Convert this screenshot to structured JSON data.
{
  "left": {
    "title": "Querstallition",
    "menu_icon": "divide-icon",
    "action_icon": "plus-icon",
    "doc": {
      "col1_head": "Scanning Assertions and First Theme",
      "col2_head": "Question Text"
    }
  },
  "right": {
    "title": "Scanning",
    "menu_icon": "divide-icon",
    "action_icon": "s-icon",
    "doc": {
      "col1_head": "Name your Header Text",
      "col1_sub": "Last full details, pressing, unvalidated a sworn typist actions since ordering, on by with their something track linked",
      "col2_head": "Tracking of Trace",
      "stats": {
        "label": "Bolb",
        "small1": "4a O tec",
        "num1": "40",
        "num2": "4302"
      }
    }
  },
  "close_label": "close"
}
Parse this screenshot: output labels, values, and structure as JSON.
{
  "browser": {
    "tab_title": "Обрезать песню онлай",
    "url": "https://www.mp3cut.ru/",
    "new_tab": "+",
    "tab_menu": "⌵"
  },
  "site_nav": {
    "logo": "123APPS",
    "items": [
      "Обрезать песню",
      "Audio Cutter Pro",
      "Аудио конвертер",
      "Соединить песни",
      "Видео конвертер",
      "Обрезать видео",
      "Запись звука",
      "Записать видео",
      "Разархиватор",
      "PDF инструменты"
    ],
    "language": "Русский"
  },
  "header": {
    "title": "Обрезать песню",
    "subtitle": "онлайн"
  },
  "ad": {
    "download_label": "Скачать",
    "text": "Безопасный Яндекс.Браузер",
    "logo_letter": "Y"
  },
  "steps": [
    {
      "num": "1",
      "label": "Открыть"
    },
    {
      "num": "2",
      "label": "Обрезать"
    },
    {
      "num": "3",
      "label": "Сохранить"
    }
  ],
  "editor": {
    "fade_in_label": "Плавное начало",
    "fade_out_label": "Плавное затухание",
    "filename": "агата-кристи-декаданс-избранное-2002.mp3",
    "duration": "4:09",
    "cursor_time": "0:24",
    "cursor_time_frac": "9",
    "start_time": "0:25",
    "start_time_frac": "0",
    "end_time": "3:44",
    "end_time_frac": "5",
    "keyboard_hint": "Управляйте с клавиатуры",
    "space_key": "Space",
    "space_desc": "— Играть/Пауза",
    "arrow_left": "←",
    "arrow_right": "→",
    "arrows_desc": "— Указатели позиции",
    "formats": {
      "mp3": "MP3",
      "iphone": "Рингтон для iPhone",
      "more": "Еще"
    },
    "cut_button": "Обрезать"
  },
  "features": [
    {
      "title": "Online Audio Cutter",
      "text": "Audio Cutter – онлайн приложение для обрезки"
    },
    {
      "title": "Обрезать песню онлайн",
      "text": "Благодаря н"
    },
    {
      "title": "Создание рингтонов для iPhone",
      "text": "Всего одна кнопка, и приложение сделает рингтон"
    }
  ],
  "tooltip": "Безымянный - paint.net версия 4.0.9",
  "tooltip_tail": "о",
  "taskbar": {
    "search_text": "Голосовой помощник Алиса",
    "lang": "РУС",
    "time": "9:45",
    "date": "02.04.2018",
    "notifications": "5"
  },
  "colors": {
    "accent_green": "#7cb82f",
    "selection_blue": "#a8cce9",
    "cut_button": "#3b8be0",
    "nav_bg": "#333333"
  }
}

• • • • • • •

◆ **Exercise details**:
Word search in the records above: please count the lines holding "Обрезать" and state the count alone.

◆ **Solution to this exercise**:
7